Is SaaS really the best model for delivering software?
That was the topic of a discussion I had today, with a friend of mine, who is a CEO of a SaaS company. Ironically, he runs a SaaS company that serves other SaaS companies.
SaaS was all the rage 4-5 years ago and now with a few years of experience behind them. Many of the freshman batch of SaaS companies, we both knew,are still going through the growing pains (business model, scale, cost benefits). So it was worth a ponder, on our part, to see SaaS was all it was cut out to be.
We discussed a lot of different things about SaaS, discussing specific challenges that specific companies we both knew were going through. Here are my thoughts on SaaS (come to think of it they have been the same from 4-5 years ago)

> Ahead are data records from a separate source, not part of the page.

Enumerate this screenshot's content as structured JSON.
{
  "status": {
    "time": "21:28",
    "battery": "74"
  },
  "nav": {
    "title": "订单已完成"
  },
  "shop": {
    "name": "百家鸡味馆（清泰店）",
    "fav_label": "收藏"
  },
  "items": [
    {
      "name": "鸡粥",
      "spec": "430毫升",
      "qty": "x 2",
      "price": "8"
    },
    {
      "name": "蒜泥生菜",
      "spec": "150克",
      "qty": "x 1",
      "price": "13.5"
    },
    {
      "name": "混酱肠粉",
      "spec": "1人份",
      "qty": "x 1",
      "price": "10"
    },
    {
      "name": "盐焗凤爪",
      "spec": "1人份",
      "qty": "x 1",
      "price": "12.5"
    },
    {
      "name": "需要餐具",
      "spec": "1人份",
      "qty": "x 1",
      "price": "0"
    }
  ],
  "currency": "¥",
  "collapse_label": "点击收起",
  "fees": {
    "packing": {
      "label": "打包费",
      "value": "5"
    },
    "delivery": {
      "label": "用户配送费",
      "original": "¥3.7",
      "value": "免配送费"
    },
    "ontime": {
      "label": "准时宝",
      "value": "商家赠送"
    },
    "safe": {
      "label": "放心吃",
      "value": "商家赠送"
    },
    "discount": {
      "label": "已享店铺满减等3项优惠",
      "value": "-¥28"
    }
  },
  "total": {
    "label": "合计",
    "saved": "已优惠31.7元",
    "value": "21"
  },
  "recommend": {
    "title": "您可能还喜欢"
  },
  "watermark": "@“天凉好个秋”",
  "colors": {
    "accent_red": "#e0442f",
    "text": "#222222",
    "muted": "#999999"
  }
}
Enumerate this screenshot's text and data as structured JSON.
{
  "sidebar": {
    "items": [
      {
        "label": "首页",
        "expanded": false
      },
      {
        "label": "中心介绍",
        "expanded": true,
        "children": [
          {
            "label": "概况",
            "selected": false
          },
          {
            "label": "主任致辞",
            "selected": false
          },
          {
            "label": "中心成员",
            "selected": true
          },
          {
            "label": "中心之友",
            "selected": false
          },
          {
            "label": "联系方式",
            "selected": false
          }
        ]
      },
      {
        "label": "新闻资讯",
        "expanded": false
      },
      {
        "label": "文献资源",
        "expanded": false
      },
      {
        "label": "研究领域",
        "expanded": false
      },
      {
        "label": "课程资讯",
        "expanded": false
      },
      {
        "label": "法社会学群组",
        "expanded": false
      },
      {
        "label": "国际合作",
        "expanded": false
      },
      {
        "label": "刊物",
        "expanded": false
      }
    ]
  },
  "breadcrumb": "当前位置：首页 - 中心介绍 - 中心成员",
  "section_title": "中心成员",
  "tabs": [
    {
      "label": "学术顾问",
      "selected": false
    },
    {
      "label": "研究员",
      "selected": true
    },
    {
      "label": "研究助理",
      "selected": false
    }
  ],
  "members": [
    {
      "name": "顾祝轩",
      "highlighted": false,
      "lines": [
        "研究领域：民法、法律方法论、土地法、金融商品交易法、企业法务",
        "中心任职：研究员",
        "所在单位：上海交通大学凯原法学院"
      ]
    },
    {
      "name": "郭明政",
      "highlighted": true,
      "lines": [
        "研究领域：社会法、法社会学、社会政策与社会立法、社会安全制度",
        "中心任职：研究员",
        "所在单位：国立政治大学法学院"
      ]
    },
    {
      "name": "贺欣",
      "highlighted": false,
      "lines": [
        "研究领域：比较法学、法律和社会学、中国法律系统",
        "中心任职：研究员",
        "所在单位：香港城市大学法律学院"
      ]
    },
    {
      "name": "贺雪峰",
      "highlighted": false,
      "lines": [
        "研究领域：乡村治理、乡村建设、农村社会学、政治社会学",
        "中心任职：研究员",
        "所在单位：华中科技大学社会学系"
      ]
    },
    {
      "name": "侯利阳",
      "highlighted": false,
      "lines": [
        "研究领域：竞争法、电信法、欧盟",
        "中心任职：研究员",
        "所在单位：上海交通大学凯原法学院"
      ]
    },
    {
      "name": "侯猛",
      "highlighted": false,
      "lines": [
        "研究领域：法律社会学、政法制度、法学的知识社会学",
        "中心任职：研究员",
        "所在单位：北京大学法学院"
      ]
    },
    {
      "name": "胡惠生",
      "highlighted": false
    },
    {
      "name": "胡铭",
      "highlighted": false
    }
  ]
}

- I think SaaS is the best model to deliver (enterprise) software. Software delivery and management is a specialized function and is best done by the specialists (i.e, those who designed and developed it). Assuming that IT teams in companies would somehow be able to perform the care-and-feeding of a enterprise application through it’s lifecycle is just not realistic. Companies have been living a lie all these years.
- On the business front, SaaS really levels the playing field in terms of risk assumption. The vendor now has as much at stake (if not more) as the customer who takes a chance on it. Customers having regained some of the (risk) leverage on vendors are not going to let go of it easily again.
- As for the challenges SaaS companies are facing around costs, profitability on each customer, I think it is still early days. We are merely in the second innings of a 9 innings game. Even the most successful SaaS company Salesforce.com has not quite figured out the exact magic to profitability. As the model matures, (think Utilities like Water, Electricity Grid), newer license models that are more advanced than the prevailing (predominantly) per-user license model evolve, the business model will become more manageable. So will the reliability and scalability.
- SaaS companies have so far focused on acquiring more customers and now that they have had those customers for a while, they will start focusing on adding more value to their customer’s business. That will result in substantial increase in the Customer Lifetime Value (CLTV) and reduction of churn. That will also lead to quicker amortization of the costs and quicker road to profitability.
Been a while since my last SaaS post. So feels good to be back writing about SaaS.